But not all pastors have such integrity.
I get angry when I see what a few “pastors” have done to abuse their sheep. A pastor is supposed to be a shepherd, the one who is to care for the sheep, not eat them. I put the word pastor in quotes because while these few have the title, they do not assume the responsibility of caring for those to whom they are to minister.
As I reflected on one particular situation that has caused me so much heartache, the term “sociopath” came to mind. I did a brief search on the internet to better understand the term and found a website that lists these characteristics of a sociopath:
- A lack of empathy for others
- Little to no genuine remorse
- The manipulation of other people
- Lying and deceit
- A sense of superiority over others
- Little to no regard for right or wrong
- The belief that rules do not apply to them
- Getting into legal trouble or a little regard for the law
- A lack of responsibility or engaging in irresponsible behaviors
- Aggression or hostility
- The exploitation of other people
- Substance use
Sure, there are times when any one of us could be accused of possessing some of these traits. We all struggle with our sinful nature as Paul reminds us in Romans 7. But when multiple characteristics from this list are repeatedly found in a single person, then the label may begin to apply.
Why do we think a good outcome will be obtained when we put someone with any of these traits in charge? Do we really need someone who will drive his agenda for the organization so hard that there is no concern for the individual members?
We expect this behavior from corporate CEOs. CEOs take charge and make what they feel are necessary changes with no sympathy for the people whose jobs are eliminated or the families that are disrupted by the “productivity gains” that they implement. They slash payrolls and budgets with no apparent concern for the lives they put in disarray. Many CEOs are focused solely on the bottom line; people do not matter to them.
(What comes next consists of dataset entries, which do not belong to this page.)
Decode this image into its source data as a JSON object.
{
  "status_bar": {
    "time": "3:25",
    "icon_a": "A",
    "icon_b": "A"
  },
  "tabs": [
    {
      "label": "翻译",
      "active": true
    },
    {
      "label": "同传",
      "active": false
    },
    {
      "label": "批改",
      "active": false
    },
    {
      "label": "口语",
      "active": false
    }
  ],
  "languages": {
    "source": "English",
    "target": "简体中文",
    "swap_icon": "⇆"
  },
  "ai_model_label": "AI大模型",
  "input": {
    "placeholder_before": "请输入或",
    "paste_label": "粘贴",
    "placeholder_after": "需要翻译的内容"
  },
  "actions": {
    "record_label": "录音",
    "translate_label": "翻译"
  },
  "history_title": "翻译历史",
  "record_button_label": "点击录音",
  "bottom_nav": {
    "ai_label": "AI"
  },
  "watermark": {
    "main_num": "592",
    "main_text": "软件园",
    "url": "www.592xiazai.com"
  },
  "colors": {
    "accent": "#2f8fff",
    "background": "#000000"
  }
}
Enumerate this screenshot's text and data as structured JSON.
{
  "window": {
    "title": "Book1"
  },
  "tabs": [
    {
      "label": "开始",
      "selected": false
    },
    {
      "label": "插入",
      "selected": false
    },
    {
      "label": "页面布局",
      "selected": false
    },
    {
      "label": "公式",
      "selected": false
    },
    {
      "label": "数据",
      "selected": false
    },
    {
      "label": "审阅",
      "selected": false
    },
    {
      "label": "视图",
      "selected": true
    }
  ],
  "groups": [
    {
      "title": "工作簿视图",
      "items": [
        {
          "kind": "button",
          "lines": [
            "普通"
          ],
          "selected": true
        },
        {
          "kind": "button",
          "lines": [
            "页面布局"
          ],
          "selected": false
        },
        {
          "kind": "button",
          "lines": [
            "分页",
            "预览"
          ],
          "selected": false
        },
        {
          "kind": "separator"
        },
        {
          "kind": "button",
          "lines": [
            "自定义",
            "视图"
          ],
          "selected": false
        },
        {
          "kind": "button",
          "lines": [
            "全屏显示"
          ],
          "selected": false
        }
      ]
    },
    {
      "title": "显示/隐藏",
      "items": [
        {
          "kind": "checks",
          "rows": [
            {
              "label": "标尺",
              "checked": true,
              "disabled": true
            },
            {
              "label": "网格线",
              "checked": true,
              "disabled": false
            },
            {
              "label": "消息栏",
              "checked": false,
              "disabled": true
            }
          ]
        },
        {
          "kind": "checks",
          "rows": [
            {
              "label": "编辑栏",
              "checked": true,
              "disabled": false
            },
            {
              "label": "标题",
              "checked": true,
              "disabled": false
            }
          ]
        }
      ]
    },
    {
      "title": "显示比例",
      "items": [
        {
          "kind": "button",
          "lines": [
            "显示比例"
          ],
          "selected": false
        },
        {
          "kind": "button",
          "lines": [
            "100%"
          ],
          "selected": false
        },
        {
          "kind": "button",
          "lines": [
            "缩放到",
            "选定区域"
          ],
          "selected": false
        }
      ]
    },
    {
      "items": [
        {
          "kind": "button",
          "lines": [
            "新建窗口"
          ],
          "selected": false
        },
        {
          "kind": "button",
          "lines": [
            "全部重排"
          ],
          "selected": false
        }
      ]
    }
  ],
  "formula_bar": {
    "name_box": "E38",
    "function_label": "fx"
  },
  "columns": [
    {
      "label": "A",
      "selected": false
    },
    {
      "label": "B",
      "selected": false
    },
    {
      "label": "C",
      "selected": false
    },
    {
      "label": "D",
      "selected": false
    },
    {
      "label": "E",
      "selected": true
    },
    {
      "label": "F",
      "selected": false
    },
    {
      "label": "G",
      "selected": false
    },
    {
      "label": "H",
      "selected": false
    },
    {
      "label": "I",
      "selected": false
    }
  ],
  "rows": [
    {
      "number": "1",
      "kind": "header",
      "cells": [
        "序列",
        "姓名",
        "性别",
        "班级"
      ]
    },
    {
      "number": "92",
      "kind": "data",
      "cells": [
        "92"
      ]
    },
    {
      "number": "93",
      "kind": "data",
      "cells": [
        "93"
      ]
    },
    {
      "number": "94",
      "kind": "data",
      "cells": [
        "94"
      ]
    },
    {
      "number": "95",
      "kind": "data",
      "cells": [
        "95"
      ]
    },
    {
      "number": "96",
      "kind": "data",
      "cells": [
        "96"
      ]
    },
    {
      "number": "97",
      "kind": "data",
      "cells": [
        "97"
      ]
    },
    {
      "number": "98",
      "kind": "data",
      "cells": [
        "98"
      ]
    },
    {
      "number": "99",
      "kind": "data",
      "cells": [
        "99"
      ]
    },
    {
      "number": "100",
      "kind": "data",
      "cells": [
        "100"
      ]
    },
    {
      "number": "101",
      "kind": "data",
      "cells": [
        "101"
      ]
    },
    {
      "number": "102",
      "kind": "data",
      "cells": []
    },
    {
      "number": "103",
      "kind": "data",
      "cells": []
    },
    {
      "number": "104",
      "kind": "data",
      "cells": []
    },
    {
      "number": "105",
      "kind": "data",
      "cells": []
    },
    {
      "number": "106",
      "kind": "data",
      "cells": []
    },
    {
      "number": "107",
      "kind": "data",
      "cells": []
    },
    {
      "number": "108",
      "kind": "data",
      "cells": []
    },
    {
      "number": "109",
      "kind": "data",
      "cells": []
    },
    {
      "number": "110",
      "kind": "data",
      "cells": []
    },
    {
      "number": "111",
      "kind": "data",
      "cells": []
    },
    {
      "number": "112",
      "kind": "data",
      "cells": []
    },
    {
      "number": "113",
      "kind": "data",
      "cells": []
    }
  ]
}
But, have we gone so far down the path of emulating corporate America in the church that we think that we should look for a pastor who uses the methods of such a CEO to lead the church?
In the situation that has caused me heartache, a “pastor” was hired who was unwilling to be examined by the denominational officials that are ordained to provide oversight to the congregation. That should have been the first clue that something was very wrong. But, alas, the elders turned a blind eye to his aversion to accountability and hired him anyway because they thought he possessed organizational ability and experience.
Subsequent decisions made by this “pastor” showed little or no remorse as to the consequences of his decisions suffered by the congregation. I have spoken with many people that have left this church. Not only are they leaving, they are leaving with damage having been done to their souls. Some have expressed reluctance to ever join an organized church again after the way they were treated by this “pastor” and those who enabled him.
During this reflection, I coined a new term to identify this type of church leader. That term is “sociopastor.” This is a term for a pastor that is so focused on his agenda for the church organization that he does damage to the people he is charged to care for.
A sociopastor will use any means necessary to get his agenda implemented. He will slander those who disagree with him to reduce their credibility and influence. He will drive away anyone on staff who is perceived to be a threat. He will pursue back-room politics rather than openly discuss the issues with the elder board. He will seek to stack the elder board with those who agree with his agenda. He will function as if denominational standards do not apply to him because he is above such accountability. He will attempt to ruin the reputation of anyone who opposes him. He will simper and smile at the camera but show his fangs to anyone who does not support him.
Why would anyone in church leadership think that this is OK?
Have we forgotten that Paul addressed the qualifications for church leadership in 1 Timothy 3:1-7 and Titus 1:5-9? Have we forgotten that Paul calls elders to build up the people, not destroy them (Ephesians 4:11-14)? Have we forgotten that Paul warned the Ephesian elders against wolves that come to harass the flock and remind the elders of their duty to protect the flock (Acts 20:28-35)?
Yup, at times church leaders do seem to forget.